# TASK REQUIREMENTS
Line by line, output the data that follows exactly as written.
::: GIVEN ENTRIES :::
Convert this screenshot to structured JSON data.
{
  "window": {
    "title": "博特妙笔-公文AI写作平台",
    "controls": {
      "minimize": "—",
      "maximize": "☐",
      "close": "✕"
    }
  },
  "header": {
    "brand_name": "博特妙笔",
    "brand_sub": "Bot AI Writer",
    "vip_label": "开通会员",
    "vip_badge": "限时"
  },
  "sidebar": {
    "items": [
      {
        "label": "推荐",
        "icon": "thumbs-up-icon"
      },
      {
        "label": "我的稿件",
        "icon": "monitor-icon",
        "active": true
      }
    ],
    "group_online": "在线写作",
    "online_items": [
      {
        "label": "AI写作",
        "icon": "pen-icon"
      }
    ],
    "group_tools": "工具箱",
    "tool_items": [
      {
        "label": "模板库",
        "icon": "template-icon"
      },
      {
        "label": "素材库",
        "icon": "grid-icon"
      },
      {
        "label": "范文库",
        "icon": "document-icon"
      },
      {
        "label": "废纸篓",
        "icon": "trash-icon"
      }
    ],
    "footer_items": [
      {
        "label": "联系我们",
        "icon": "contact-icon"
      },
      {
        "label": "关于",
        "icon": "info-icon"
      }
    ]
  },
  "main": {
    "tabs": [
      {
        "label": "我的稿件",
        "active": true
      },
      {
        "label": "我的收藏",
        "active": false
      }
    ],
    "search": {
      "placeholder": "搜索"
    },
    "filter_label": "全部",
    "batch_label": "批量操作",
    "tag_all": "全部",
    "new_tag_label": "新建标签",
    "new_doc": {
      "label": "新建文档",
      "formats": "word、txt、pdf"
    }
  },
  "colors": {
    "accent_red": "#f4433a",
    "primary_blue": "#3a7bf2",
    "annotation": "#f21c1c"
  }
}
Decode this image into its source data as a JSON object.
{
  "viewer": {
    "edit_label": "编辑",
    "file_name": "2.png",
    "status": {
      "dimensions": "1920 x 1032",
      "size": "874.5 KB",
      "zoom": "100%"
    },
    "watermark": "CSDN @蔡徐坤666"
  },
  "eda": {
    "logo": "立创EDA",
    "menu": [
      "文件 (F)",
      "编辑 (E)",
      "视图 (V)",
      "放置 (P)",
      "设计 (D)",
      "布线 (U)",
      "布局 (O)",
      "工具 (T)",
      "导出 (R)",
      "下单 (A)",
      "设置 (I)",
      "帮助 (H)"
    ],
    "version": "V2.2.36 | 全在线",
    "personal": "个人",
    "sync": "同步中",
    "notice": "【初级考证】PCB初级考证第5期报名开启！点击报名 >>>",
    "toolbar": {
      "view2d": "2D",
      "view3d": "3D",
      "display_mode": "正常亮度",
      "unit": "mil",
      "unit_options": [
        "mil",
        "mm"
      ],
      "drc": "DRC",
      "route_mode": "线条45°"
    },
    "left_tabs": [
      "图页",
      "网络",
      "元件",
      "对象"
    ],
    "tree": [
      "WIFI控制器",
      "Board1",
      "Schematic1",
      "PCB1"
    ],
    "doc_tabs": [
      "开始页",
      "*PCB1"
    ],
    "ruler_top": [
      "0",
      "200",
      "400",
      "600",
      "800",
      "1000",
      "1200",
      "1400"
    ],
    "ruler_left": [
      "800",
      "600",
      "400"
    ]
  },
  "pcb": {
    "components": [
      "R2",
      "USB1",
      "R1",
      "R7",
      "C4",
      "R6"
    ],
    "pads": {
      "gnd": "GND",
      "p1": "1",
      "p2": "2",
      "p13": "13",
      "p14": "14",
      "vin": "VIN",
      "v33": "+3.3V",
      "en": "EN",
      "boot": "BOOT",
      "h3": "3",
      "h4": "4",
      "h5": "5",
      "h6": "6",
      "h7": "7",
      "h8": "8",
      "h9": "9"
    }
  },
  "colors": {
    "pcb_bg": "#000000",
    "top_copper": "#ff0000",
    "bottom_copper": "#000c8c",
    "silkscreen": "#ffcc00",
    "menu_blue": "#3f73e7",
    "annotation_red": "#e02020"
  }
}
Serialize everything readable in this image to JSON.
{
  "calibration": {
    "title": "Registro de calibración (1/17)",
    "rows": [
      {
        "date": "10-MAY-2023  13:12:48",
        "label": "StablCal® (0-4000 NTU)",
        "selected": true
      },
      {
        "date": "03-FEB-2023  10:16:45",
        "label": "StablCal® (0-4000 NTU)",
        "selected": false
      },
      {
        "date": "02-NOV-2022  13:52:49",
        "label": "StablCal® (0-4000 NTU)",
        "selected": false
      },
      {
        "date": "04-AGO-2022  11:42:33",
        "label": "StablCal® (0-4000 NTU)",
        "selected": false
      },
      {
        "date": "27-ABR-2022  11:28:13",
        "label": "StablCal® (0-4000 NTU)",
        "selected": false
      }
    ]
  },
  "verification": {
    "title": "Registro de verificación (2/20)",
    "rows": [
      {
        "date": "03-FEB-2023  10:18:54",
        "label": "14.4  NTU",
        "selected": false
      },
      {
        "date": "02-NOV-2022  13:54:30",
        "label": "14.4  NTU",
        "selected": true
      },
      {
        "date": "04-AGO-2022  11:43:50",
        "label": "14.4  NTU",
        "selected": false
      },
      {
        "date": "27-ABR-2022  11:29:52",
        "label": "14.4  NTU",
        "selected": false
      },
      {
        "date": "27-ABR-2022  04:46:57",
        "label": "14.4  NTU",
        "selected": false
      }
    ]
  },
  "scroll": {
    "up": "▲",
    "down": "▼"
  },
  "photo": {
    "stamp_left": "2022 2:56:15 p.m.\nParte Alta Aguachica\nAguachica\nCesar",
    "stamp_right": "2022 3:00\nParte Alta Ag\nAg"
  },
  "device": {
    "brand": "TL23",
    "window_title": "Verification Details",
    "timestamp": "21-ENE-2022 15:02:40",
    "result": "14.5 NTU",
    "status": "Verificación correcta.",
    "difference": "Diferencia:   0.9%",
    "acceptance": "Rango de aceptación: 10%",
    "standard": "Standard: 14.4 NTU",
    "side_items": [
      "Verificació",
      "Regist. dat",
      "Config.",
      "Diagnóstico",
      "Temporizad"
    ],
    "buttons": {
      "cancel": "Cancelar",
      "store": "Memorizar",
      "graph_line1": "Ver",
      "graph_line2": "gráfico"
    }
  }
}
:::
# WRITTEN SOLUTION
Convert this screenshot to structured JSON data.
{
  "window": {
    "title": "博特妙笔-公文AI写作平台",
    "controls": {
      "minimize": "—",
      "maximize": "☐",
      "close": "✕"
    }
  },
  "header": {
    "brand_name": "博特妙笔",
    "brand_sub": "Bot AI Writer",
    "vip_label": "开通会员",
    "vip_badge": "限时"
  },
  "sidebar": {
    "items": [
      {
        "label": "推荐",
        "icon": "thumbs-up-icon"
      },
      {
        "label": "我的稿件",
        "icon": "monitor-icon",
        "active": true
      }
    ],
    "group_online": "在线写作",
    "online_items": [
      {
        "label": "AI写作",
        "icon": "pen-icon"
      }
    ],
    "group_tools": "工具箱",
    "tool_items": [
      {
        "label": "模板库",
        "icon": "template-icon"
      },
      {
        "label": "素材库",
        "icon": "grid-icon"
      },
      {
        "label": "范文库",
        "icon": "document-icon"
      },
      {
        "label": "废纸篓",
        "icon": "trash-icon"
      }
    ],
    "footer_items": [
      {
        "label": "联系我们",
        "icon": "contact-icon"
      },
      {
        "label": "关于",
        "icon": "info-icon"
      }
    ]
  },
  "main": {
    "tabs": [
      {
        "label": "我的稿件",
        "active": true
      },
      {
        "label": "我的收藏",
        "active": false
      }
    ],
    "search": {
      "placeholder": "搜索"
    },
    "filter_label": "全部",
    "batch_label": "批量操作",
    "tag_all": "全部",
    "new_tag_label": "新建标签",
    "new_doc": {
      "label": "新建文档",
      "formats": "word、txt、pdf"
    }
  },
  "colors": {
    "accent_red": "#f4433a",
    "primary_blue": "#3a7bf2",
    "annotation": "#f21c1c"
  }
}
Decode this image into its source data as a JSON object.
{
  "viewer": {
    "edit_label": "编辑",
    "file_name": "2.png",
    "status": {
      "dimensions": "1920 x 1032",
      "size": "874.5 KB",
      "zoom": "100%"
    },
    "watermark": "CSDN @蔡徐坤666"
  },
  "eda": {
    "logo": "立创EDA",
    "menu": [
      "文件 (F)",
      "编辑 (E)",
      "视图 (V)",
      "放置 (P)",
      "设计 (D)",
      "布线 (U)",
      "布局 (O)",
      "工具 (T)",
      "导出 (R)",
      "下单 (A)",
      "设置 (I)",
      "帮助 (H)"
    ],
    "version": "V2.2.36 | 全在线",
    "personal": "个人",
    "sync": "同步中",
    "notice": "【初级考证】PCB初级考证第5期报名开启！点击报名 >>>",
    "toolbar": {
      "view2d": "2D",
      "view3d": "3D",
      "display_mode": "正常亮度",
      "unit": "mil",
      "unit_options": [
        "mil",
        "mm"
      ],
      "drc": "DRC",
      "route_mode": "线条45°"
    },
    "left_tabs": [
      "图页",
      "网络",
      "元件",
      "对象"
    ],
    "tree": [
      "WIFI控制器",
      "Board1",
      "Schematic1",
      "PCB1"
    ],
    "doc_tabs": [
      "开始页",
      "*PCB1"
    ],
    "ruler_top": [
      "0",
      "200",
      "400",
      "600",
      "800",
      "1000",
      "1200",
      "1400"
    ],
    "ruler_left": [
      "800",
      "600",
      "400"
    ]
  },
  "pcb": {
    "components": [
      "R2",
      "USB1",
      "R1",
      "R7",
      "C4",
      "R6"
    ],
    "pads": {
      "gnd": "GND",
      "p1": "1",
      "p2": "2",
      "p13": "13",
      "p14": "14",
      "vin": "VIN",
      "v33": "+3.3V",
      "en": "EN",
      "boot": "BOOT",
      "h3": "3",
      "h4": "4",
      "h5": "5",
      "h6": "6",
      "h7": "7",
      "h8": "8",
      "h9": "9"
    }
  },
  "colors": {
    "pcb_bg": "#000000",
    "top_copper": "#ff0000",
    "bottom_copper": "#000c8c",
    "silkscreen": "#ffcc00",
    "menu_blue": "#3f73e7",
    "annotation_red": "#e02020"
  }
}
Serialize everything readable in this image to JSON.
{
  "calibration": {
    "title": "Registro de calibración (1/17)",
    "rows": [
      {
        "date": "10-MAY-2023  13:12:48",
        "label": "StablCal® (0-4000 NTU)",
        "selected": true
      },
      {
        "date": "03-FEB-2023  10:16:45",
        "label": "StablCal® (0-4000 NTU)",
        "selected": false
      },
      {
        "date": "02-NOV-2022  13:52:49",
        "label": "StablCal® (0-4000 NTU)",
        "selected": false
      },
      {
        "date": "04-AGO-2022  11:42:33",
        "label": "StablCal® (0-4000 NTU)",
        "selected": false
      },
      {
        "date": "27-ABR-2022  11:28:13",
        "label": "StablCal® (0-4000 NTU)",
        "selected": false
      }
    ]
  },
  "verification": {
    "title": "Registro de verificación (2/20)",
    "rows": [
      {
        "date": "03-FEB-2023  10:18:54",
        "label": "14.4  NTU",
        "selected": false
      },
      {
        "date": "02-NOV-2022  13:54:30",
        "label": "14.4  NTU",
        "selected": true
      },
      {
        "date": "04-AGO-2022  11:43:50",
        "label": "14.4  NTU",
        "selected": false
      },
      {
        "date": "27-ABR-2022  11:29:52",
        "label": "14.4  NTU",
        "selected": false
      },
      {
        "date": "27-ABR-2022  04:46:57",
        "label": "14.4  NTU",
        "selected": false
      }
    ]
  },
  "scroll": {
    "up": "▲",
    "down": "▼"
  },
  "photo": {
    "stamp_left": "2022 2:56:15 p.m.\nParte Alta Aguachica\nAguachica\nCesar",
    "stamp_right": "2022 3:00\nParte Alta Ag\nAg"
  },
  "device": {
    "brand": "TL23",
    "window_title": "Verification Details",
    "timestamp": "21-ENE-2022 15:02:40",
    "result": "14.5 NTU",
    "status": "Verificación correcta.",
    "difference": "Diferencia:   0.9%",
    "acceptance": "Rango de aceptación: 10%",
    "standard": "Standard: 14.4 NTU",
    "side_items": [
      "Verificació",
      "Regist. dat",
      "Config.",
      "Diagnóstico",
      "Temporizad"
    ],
    "buttons": {
      "cancel": "Cancelar",
      "store": "Memorizar",
      "graph_line1": "Ver",
      "graph_line2": "gráfico"
    }
  }
}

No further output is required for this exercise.